Peter Jones and Mike Mackay, Research Surveyors for MARINElife
Sea state 2-3; little swell; strong glare to starboard on outward survey

Marine Mammals
Bottlenose Dolphin Tursiops truncatus 3

Seabirds
Gannet Morus bassanus 215
Sooty Shearwater Puffinus griseus 1
Cormorant Phalacrocorax carbo 1
Great Skua Stercorarius skua 6
Herring Gull Larus argentatus 87
Great Black-backed Gull Larus marinus 29
Black-headed Gull Chroicocephalus ridibundus 3
Sandwich Tern Sterna sandvicensis 12
Razorbill Alca torda 8

Terrestrial Birds
Meadow Pipit Anthus pratensis 15
Swallow Hirundo rustica 6

We were invited to the bridge and began surveying in sunny conditions with a fairly calm sea.
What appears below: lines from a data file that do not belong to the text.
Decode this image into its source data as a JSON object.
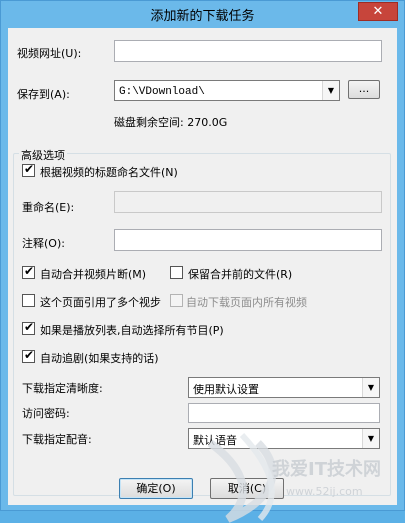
{
  "window": {
    "title": "添加新的下载任务",
    "close_glyph": "✕"
  },
  "form": {
    "url_label": "视频网址(U):",
    "url_value": "",
    "save_label": "保存到(A):",
    "save_path": "G:\\VDownload\\",
    "browse_label": "...",
    "disk_space": "磁盘剩余空间: 270.0G"
  },
  "advanced": {
    "legend": "高级选项",
    "name_by_title": {
      "label": "根据视频的标题命名文件(N)",
      "checked": true
    },
    "rename_label": "重命名(E):",
    "rename_value": "",
    "note_label": "注释(O):",
    "note_value": "",
    "auto_merge": {
      "label": "自动合并视频片断(M)",
      "checked": true
    },
    "keep_before_merge": {
      "label": "保留合并前的文件(R)",
      "checked": false
    },
    "multi_video": {
      "label": "这个页面引用了多个视步",
      "checked": false
    },
    "download_all": {
      "label": "自动下载页面内所有视频",
      "checked": false,
      "disabled": true
    },
    "playlist_all": {
      "label": "如果是播放列表,自动选择所有节目(P)",
      "checked": true
    },
    "auto_follow": {
      "label": "自动追剧(如果支持的话)",
      "checked": true
    },
    "quality_label": "下载指定清晰度:",
    "quality_value": "使用默认设置",
    "password_label": "访问密码:",
    "password_value": "",
    "dub_label": "下载指定配音:",
    "dub_value": "默认语音"
  },
  "buttons": {
    "ok": "确定(O)",
    "cancel": "取消(C)"
  },
  "watermark": {
    "text": "我爱IT技术网",
    "url": "www.52ij.com"
  },
  "icons": {
    "dropdown": "▼",
    "check": "✔"
  }
}
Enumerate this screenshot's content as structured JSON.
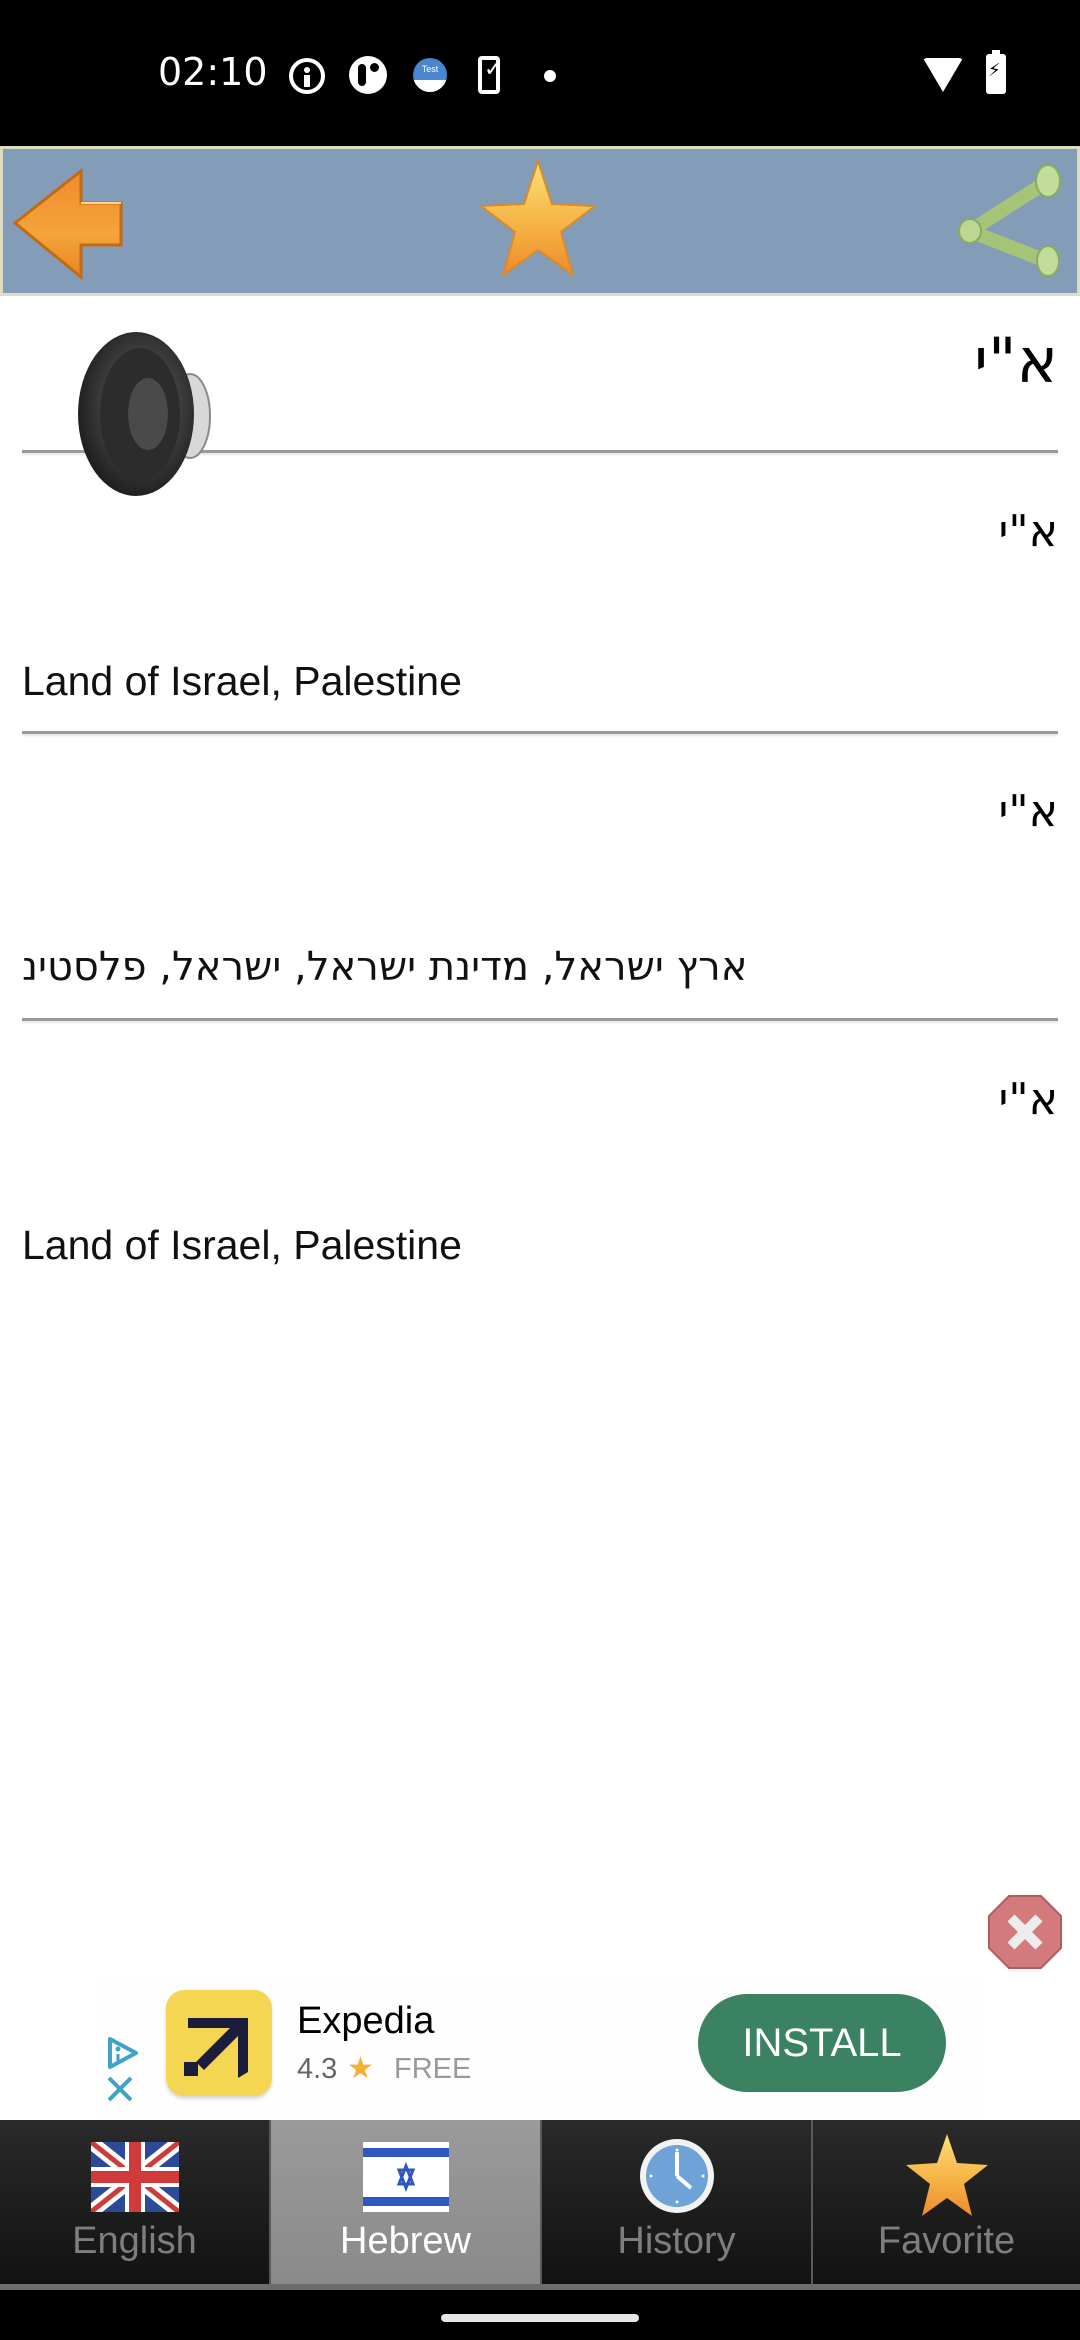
{
  "status_bar": {
    "time": "02:10",
    "icons": [
      "info-icon",
      "app-r-icon",
      "test-calendar-icon",
      "phone-check-icon",
      "notification-dot-icon",
      "wifi-icon",
      "battery-charging-icon"
    ],
    "test_label": "Test"
  },
  "toolbar": {
    "back_icon": "back-arrow-icon",
    "favorite_icon": "star-icon",
    "share_icon": "share-icon"
  },
  "headword": {
    "text": "א\"י",
    "speaker_icon": "speaker-icon"
  },
  "entries": [
    {
      "word": "א\"י",
      "translation": "Land of Israel, Palestine",
      "direction": "ltr"
    },
    {
      "word": "א\"י",
      "translation": "ארץ ישראל, מדינת ישראל, ישראל, פלסטינ",
      "direction": "rtl"
    },
    {
      "word": "א\"י",
      "translation": "Land of Israel, Palestine",
      "direction": "ltr"
    }
  ],
  "ad": {
    "app_name": "Expedia",
    "rating": "4.3",
    "price": "FREE",
    "cta": "INSTALL",
    "cta_color": "#3a8262",
    "icon_color": "#f5d652"
  },
  "tabs": [
    {
      "label": "English",
      "icon": "uk-flag-icon",
      "active": false
    },
    {
      "label": "Hebrew",
      "icon": "israel-flag-icon",
      "active": true
    },
    {
      "label": "History",
      "icon": "clock-icon",
      "active": false
    },
    {
      "label": "Favorite",
      "icon": "star-icon",
      "active": false
    }
  ],
  "colors": {
    "toolbar_bg": "#839db9",
    "toolbar_border": "#dedcc1",
    "tab_active_bg": "#9a9a9a",
    "tab_bg": "#1a1a1a"
  }
}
Herring Gull and Great Black-backed Gull were plentiful initially and a few Meadow Pipit were seen migrating south towards France.

Gannet were recorded quite frequently as we headed into the Channel, with the birds heading in the same direction.  Eventually we realised they were heading for a fishing boat which had a fairly high number of the birds following it. These was soon followed by a Sooty Shearwater which was a highlight of the crossing, seen well before it headed into the glare.  Two Great Skua rounded off the morning's sightings.

Sooty Shearwater Peter Howlett 02

Sooty Shearwater (Peter Howlett)

Afternoon sightings were again dominated by Gannet, with some plunge diving for food, while a small number of Swallow were seen migrating south.  As we approached Dieppe, numbers of gulls increased and Sandwich Tern was also recorded.

Dieppe ferry port had a Black Redstart and two Stonechat which were visible on the adjacent hillside, where a Kestrel was also seen.

The return crossing allowed for ninety minutes surveying before darkness.  A few Sandwich Tern passed close to the boat and a tight group of Razorbill were also seen.

BND Peter Howlett 20

Bottlenose Dolphin (Peter Howlett)

However, it was right at the end of the survey when the highlight of the day occurred.  A big splash caught the attention of us both and a dorsal fin was seen disappearing into the water.  Seconds later, two Bottlenose Dolphin breached the surface and a third was seen close by, all heading towards the bow.  Excellent views were had of all three animals as they breached one final time before passing by the bridge, clearly visible just below the surface.  A super end to an enjoyable day.

As darkness descended we concluded the survey and thanked the Captain and ship's crew for their hospitality throughout the day.

Peter Jones and Mike Mackay, Research Surveyors for MARINElife